• _PROBLEM_:
Show each line from the listing that includes the word "Sohbet".

+++ SOURCE DATA +++

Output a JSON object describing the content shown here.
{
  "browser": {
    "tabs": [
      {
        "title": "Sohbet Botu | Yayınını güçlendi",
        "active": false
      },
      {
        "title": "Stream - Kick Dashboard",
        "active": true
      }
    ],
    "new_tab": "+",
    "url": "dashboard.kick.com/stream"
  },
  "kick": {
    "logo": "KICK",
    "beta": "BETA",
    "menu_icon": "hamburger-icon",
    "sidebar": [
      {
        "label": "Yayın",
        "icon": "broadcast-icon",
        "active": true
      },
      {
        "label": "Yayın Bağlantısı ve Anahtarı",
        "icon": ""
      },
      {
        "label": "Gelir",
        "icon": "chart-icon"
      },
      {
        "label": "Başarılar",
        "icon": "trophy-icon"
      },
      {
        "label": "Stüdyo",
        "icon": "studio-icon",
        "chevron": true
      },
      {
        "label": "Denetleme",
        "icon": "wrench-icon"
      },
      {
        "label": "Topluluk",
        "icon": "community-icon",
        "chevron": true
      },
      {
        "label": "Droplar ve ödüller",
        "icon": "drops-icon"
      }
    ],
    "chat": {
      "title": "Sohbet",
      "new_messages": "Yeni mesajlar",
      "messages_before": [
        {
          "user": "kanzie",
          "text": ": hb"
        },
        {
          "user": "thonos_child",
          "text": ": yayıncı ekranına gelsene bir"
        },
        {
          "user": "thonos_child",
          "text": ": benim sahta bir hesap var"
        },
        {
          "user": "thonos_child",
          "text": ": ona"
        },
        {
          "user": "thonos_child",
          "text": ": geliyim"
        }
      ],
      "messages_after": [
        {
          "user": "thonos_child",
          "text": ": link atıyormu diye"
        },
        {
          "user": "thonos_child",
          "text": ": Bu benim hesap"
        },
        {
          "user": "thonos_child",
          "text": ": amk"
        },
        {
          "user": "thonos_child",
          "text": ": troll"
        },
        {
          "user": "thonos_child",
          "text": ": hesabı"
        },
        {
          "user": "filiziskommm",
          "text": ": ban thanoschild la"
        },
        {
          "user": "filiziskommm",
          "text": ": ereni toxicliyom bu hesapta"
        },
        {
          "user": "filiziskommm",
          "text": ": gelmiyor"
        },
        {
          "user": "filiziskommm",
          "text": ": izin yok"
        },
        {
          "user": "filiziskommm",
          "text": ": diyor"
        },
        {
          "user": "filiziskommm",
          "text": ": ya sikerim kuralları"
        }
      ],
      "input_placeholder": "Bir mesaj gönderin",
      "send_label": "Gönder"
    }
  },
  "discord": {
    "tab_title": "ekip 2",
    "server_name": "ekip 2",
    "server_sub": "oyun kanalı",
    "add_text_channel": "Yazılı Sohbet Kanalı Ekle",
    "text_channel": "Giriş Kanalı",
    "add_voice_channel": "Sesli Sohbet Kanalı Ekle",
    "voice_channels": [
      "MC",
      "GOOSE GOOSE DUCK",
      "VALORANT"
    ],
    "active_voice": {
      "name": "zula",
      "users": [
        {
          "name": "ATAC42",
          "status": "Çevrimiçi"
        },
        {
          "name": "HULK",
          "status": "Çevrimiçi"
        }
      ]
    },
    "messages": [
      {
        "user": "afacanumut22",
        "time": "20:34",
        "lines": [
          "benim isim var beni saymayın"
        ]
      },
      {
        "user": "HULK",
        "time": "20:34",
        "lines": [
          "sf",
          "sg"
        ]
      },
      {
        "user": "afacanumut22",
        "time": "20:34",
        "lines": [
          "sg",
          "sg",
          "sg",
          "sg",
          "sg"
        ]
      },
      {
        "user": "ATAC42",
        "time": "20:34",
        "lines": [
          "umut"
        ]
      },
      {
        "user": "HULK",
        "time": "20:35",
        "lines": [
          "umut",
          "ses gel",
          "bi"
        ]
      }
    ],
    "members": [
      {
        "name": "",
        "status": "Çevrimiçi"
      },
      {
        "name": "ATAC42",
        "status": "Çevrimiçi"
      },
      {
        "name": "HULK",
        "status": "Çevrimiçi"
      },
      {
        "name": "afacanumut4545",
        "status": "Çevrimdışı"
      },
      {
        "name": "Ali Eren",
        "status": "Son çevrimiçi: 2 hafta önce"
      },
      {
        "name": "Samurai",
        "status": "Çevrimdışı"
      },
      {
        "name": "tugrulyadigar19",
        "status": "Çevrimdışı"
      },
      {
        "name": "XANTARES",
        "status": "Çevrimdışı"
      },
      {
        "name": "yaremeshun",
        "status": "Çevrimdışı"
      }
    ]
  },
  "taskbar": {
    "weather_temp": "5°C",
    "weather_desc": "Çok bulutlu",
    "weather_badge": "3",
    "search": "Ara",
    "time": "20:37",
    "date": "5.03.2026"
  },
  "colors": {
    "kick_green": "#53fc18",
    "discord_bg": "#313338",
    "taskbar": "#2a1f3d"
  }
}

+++

• _EXPECTED OUTPUT_:
        "title": "Sohbet Botu | Yayınını güçlendi",
      "title": "Sohbet",
    "add_text_channel": "Yazılı Sohbet Kanalı Ekle",
    "add_voice_channel": "Sesli Sohbet Kanalı Ekle",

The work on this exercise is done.